Protest militants and expressive hobbyists, though, generally have a highly developed sense of their tendency heritage and a lot of “team spirit.” After all, they’re playing for neither influence within the establishment (like government socialists) nor direct social power outside it (like base-builders). So, they’re by definition marginal and powerless. As a result, their participants never have an actual material stake in their work. People join unions and co-ops out of enlightened self-interest, but protest militants and expressive hobbyists only have ideas to offer. So, they have to distinguish themselves from each other philosophically however they can. They’re competing, after all, for an extremely small pool of recruits; most people have neither the time nor the inclination to get involved with them. So, sectarianism and factionalism are rampant among expressive hobbyists and protest militants not in spite of, but because of their underlying sameness.

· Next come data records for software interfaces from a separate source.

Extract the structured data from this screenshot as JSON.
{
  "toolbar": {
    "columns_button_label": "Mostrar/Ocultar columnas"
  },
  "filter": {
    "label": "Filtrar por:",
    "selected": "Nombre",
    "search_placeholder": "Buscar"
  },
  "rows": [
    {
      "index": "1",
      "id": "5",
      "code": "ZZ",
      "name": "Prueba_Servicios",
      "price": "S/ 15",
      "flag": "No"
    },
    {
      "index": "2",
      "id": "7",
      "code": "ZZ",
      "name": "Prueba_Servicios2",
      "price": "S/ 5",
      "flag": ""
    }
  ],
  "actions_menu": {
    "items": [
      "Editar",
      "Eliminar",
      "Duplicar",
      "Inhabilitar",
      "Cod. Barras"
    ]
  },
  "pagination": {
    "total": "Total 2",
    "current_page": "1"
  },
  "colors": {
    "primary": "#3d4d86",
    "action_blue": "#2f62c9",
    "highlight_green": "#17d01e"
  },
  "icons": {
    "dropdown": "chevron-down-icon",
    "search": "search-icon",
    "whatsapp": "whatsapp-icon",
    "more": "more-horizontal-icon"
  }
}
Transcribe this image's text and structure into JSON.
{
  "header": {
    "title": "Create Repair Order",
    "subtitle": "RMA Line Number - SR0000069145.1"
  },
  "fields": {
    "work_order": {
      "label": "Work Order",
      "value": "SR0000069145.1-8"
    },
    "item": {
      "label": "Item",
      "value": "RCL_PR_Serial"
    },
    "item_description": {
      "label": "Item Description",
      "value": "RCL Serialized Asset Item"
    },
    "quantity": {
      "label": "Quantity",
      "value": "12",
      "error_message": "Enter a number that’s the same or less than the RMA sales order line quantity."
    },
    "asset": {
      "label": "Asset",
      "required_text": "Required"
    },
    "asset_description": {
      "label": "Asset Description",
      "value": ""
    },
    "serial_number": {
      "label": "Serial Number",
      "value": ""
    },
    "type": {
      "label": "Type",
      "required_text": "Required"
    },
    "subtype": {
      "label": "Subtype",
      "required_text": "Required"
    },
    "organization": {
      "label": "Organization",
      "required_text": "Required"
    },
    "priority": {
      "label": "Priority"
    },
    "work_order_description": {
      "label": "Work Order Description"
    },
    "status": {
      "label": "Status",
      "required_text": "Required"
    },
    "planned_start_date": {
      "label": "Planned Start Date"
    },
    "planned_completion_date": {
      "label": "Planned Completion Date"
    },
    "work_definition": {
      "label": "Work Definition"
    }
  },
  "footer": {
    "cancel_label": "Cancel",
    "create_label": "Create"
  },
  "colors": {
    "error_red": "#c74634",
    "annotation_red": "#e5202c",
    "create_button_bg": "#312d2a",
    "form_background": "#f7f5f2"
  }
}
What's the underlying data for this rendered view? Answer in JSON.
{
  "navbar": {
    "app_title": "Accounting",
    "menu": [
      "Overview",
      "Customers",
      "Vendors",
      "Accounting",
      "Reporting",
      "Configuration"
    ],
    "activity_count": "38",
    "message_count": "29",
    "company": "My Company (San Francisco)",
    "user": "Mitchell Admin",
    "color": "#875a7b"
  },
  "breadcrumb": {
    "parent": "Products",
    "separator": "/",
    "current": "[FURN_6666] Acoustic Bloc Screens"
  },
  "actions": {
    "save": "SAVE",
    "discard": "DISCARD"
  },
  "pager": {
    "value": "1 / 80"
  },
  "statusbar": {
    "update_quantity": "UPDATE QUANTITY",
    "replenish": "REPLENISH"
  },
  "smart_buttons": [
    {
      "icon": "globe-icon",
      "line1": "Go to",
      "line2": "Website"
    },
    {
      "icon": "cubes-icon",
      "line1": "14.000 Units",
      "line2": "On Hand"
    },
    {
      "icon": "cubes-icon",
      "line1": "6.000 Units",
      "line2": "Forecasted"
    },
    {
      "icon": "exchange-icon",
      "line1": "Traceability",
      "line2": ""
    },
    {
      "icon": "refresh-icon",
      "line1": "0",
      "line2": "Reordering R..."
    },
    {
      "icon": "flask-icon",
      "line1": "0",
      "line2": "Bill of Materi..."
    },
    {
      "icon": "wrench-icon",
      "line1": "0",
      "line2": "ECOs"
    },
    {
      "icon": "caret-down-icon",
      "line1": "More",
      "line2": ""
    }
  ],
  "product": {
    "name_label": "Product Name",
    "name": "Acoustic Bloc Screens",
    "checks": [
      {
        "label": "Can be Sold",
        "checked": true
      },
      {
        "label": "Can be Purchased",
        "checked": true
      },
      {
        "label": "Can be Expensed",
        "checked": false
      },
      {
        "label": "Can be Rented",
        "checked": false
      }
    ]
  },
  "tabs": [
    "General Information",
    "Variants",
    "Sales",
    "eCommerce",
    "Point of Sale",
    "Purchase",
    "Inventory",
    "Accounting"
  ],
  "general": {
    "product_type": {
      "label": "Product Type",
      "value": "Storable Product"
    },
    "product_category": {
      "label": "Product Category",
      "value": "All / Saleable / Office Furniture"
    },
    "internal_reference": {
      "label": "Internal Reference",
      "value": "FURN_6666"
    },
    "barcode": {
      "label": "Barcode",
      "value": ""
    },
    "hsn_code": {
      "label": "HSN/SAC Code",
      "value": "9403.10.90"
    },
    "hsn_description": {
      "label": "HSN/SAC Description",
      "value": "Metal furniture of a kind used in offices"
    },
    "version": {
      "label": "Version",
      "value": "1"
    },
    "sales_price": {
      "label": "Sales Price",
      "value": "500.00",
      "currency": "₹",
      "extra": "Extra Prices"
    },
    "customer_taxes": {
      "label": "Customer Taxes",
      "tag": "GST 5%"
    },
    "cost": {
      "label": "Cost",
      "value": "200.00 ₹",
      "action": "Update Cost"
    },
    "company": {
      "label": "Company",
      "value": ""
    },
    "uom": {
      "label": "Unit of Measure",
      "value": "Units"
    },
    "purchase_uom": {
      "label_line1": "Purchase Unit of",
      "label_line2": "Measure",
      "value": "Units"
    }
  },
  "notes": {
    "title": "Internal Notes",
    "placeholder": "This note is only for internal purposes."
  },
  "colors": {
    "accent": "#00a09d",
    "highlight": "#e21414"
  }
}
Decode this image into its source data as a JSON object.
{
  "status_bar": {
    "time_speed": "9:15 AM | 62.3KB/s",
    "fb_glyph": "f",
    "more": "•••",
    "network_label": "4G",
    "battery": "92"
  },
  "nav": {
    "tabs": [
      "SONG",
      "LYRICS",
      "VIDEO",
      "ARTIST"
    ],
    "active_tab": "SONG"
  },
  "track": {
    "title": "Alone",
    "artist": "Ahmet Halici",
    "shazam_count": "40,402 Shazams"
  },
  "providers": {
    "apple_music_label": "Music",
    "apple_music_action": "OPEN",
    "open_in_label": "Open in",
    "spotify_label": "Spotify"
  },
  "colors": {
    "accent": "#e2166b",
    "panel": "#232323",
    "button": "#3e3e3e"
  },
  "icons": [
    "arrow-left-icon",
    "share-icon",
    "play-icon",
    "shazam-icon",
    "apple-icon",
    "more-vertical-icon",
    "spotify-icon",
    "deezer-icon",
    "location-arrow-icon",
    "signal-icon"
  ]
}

Arguably, protest militants and expressive hobbyists could be considered different factions of the same tendency. While their style differs and most groups in either come down firmly on one side or the other, they’re closely related and have significant overlap. Thinking of them separately is useful inasmuch as they go about existing on the fringe of liberal activism in distinctive ways. Further, only the expressive hobbyists bleed over into the government socialists. But, their differences shouldn’t be overstated — in most ways that count, they are more the same than not.
Government socialists, protest militants, and expressive hobbyists all exist entirely inside the activist subculture. They differ only in their relative degree of powerlessness within it. Most base-builders currently have at least one foot in the subculture. Generally, that’s due to either the personal backgrounds of base-builders who’ve become disillusioned with another tendency, or the organizational affiliations some of them share with non-base-builders. (For instance, the IWW and DSA both contain currents from all four tendencies, even though government socialists are rare in the IWW and dominant in DSA, while protest militants are rare in DSA and common in much of the IWW.)
However, only the base-builders have the potential to break away from activism. Should they succeed in refounding mass socialism, then parts of the other three tendencies will jump ship for the newly-constructed social base. After decades of failing to get much traction by piggybacking off of the Democrats, some of them will want to try their luck piggybacking off of someone else, instead. However, they don’t want to and couldn’t take the plunge on their own. Because they are structurally incapable of organizing a social base themselves, they have to depend on those who can.
The objective conditions are more favorable than they have been in generations for refounding mass socialism in the US. Base-builders are right that organizing the unorganized and rejecting activist networking is the only way to do it. However, base-building is slow and patient. Activists — in all three of the other tendencies — promise quicker and easier results. Leftists shouldn’t buy what they’re selling, though. The activist subculture is institutionally inseparable from the Democratic Party and the capitalist state. Refoundation can’t happen inside it, and the Left shouldn’t squander its chances.
Check out Jean Allen’s reply, “How Many Tendencies?“